> ASSIGNED TASK
In the entries that follow, how many lines include the string "value"? The answer is the number only.

=== Section Start ===

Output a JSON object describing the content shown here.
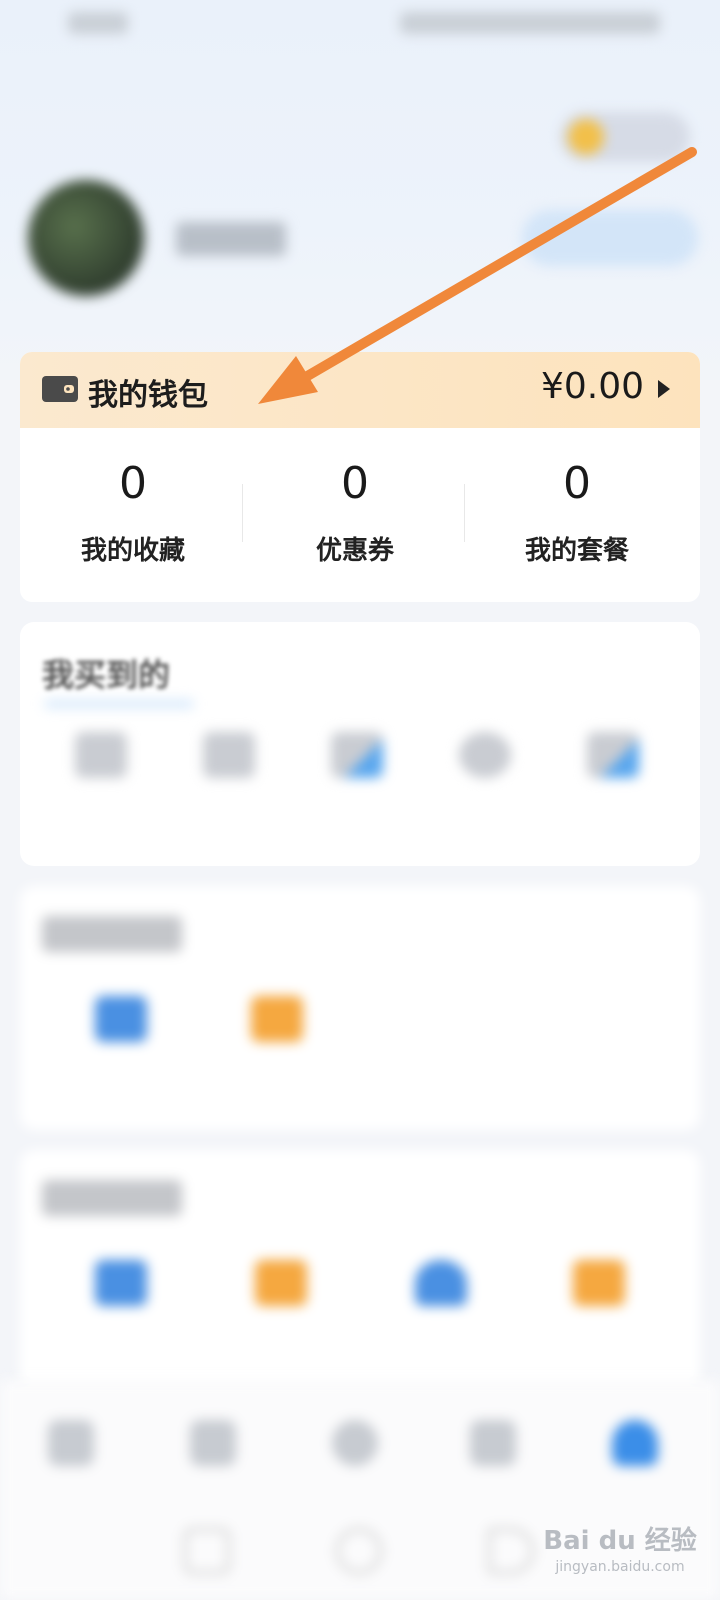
{
  "wallet": {
    "title": "我的钱包",
    "amount": "¥0.00"
  },
  "stats": [
    {
      "value": "0",
      "label": "我的收藏"
    },
    {
      "value": "0",
      "label": "优惠券"
    },
    {
      "value": "0",
      "label": "我的套餐"
    }
  ],
  "purchased": {
    "title": "我买到的"
  },
  "watermark": {
    "brand": "Bai du 经验",
    "url": "jingyan.baidu.com"
  },
  "colors": {
    "wallet_header": "#fde3bd",
    "accent_blue": "#3b8ee8",
    "annotation_arrow": "#f0883a"
  }
}
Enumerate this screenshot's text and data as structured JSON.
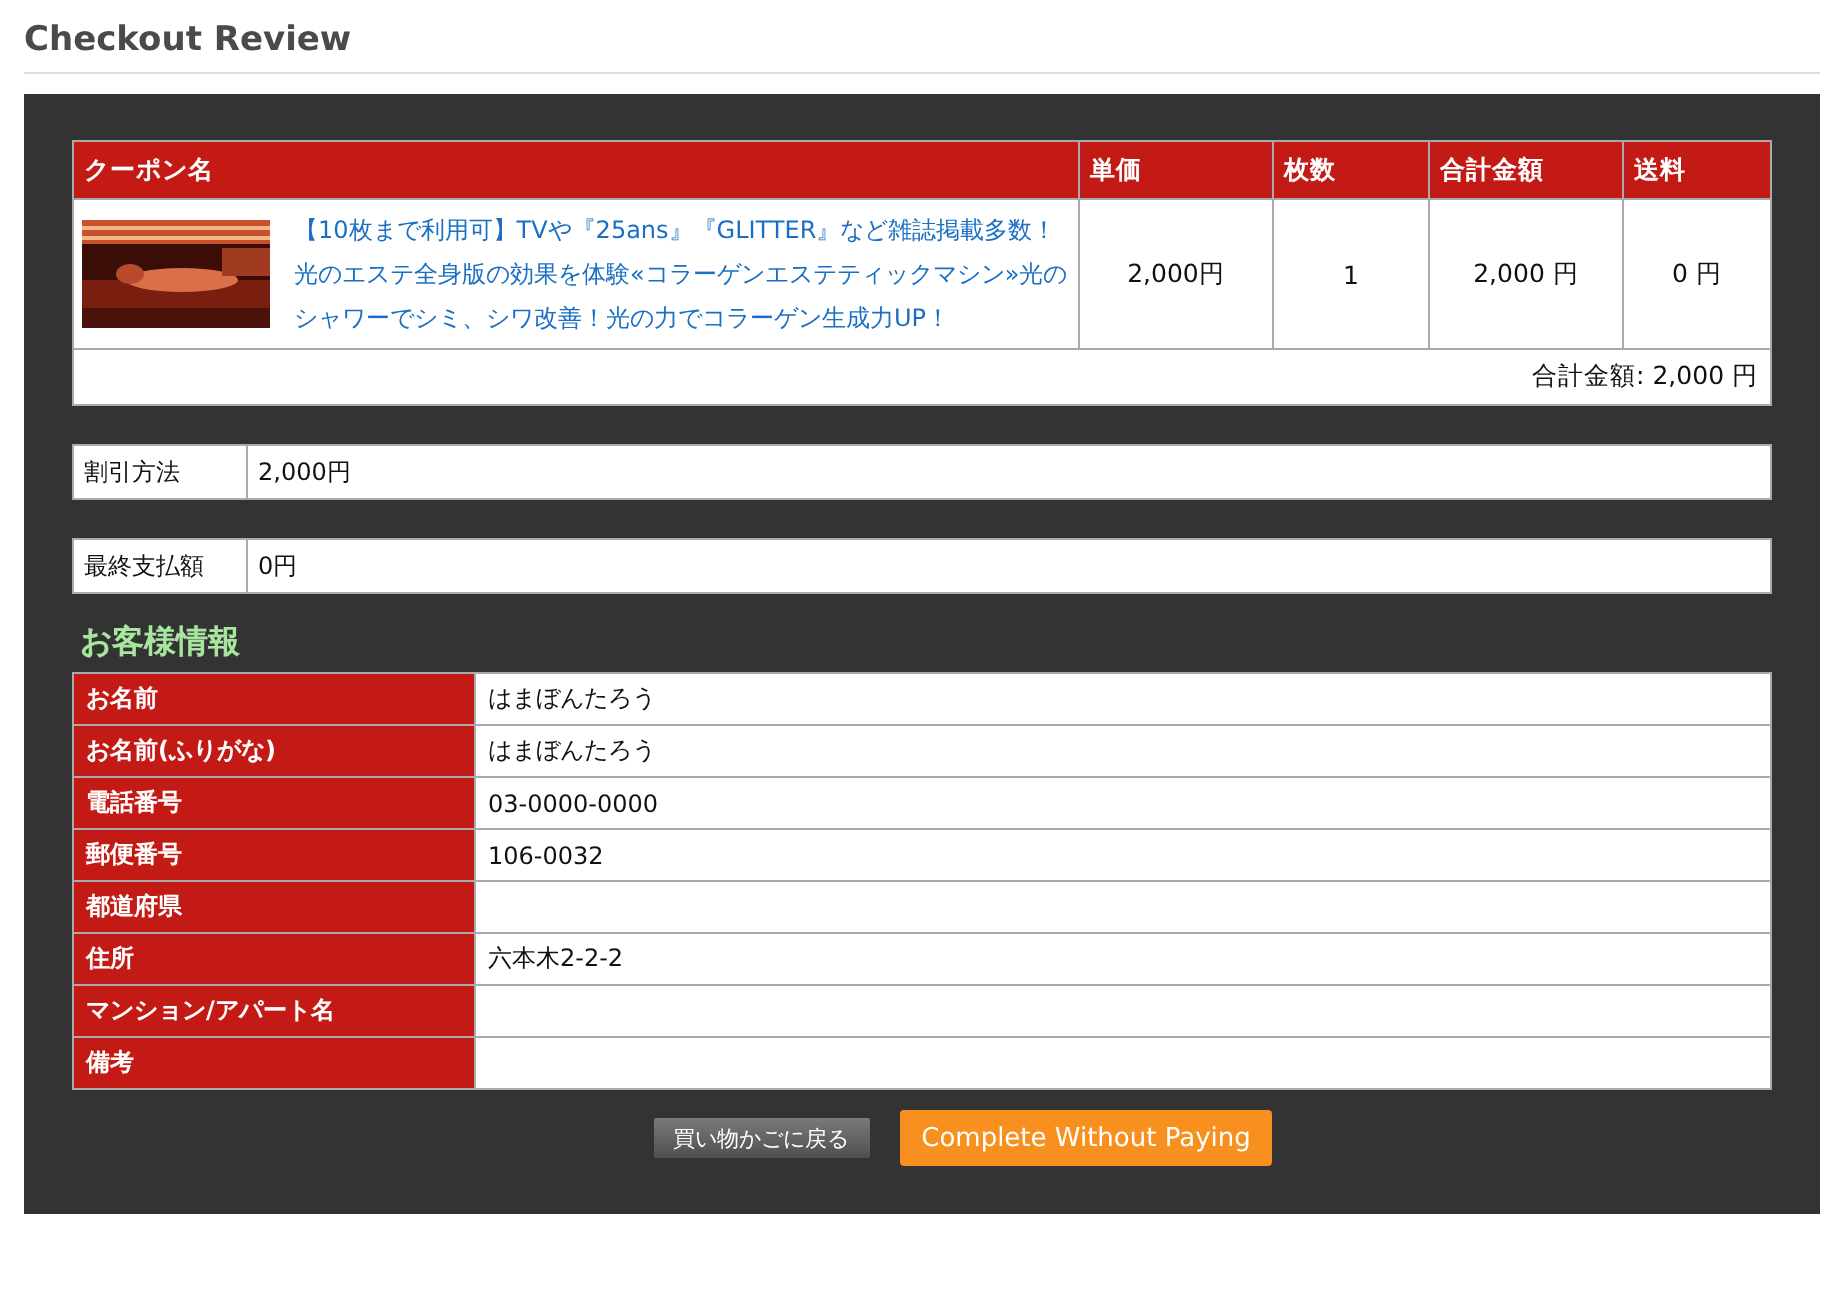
{
  "page": {
    "title": "Checkout Review"
  },
  "cart": {
    "columns": [
      "クーポン名",
      "単価",
      "枚数",
      "合計金額",
      "送料"
    ],
    "rows": [
      {
        "name": "【10枚まで利用可】TVや『25ans』『GLITTER』など雑誌掲載多数！光のエステ全身版の効果を体験«コラーゲンエステティックマシン»光のシャワーでシミ、シワ改善！光の力でコラーゲン生成力UP！",
        "unit_price": "2,000円",
        "quantity": "1",
        "total": "2,000 円",
        "shipping": "0 円"
      }
    ],
    "grand_total": "合計金額: 2,000 円"
  },
  "discount": {
    "label": "割引方法",
    "value": "2,000円"
  },
  "final_payment": {
    "label": "最終支払額",
    "value": "0円"
  },
  "customer": {
    "heading": "お客様情報",
    "fields": [
      {
        "label": "お名前",
        "value": "はまぼんたろう"
      },
      {
        "label": "お名前(ふりがな)",
        "value": "はまぼんたろう"
      },
      {
        "label": "電話番号",
        "value": "03-0000-0000"
      },
      {
        "label": "郵便番号",
        "value": "106-0032"
      },
      {
        "label": "都道府県"
      },
      {
        "label": "住所",
        "value": "六本木2-2-2"
      },
      {
        "label": "マンション/アパート名"
      },
      {
        "label": "備考"
      }
    ]
  },
  "buttons": [
    {
      "label": "買い物かごに戻る",
      "kind": "secondary"
    },
    {
      "label": "Complete Without Paying",
      "kind": "primary"
    }
  ]
}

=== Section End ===

> SOLUTION
10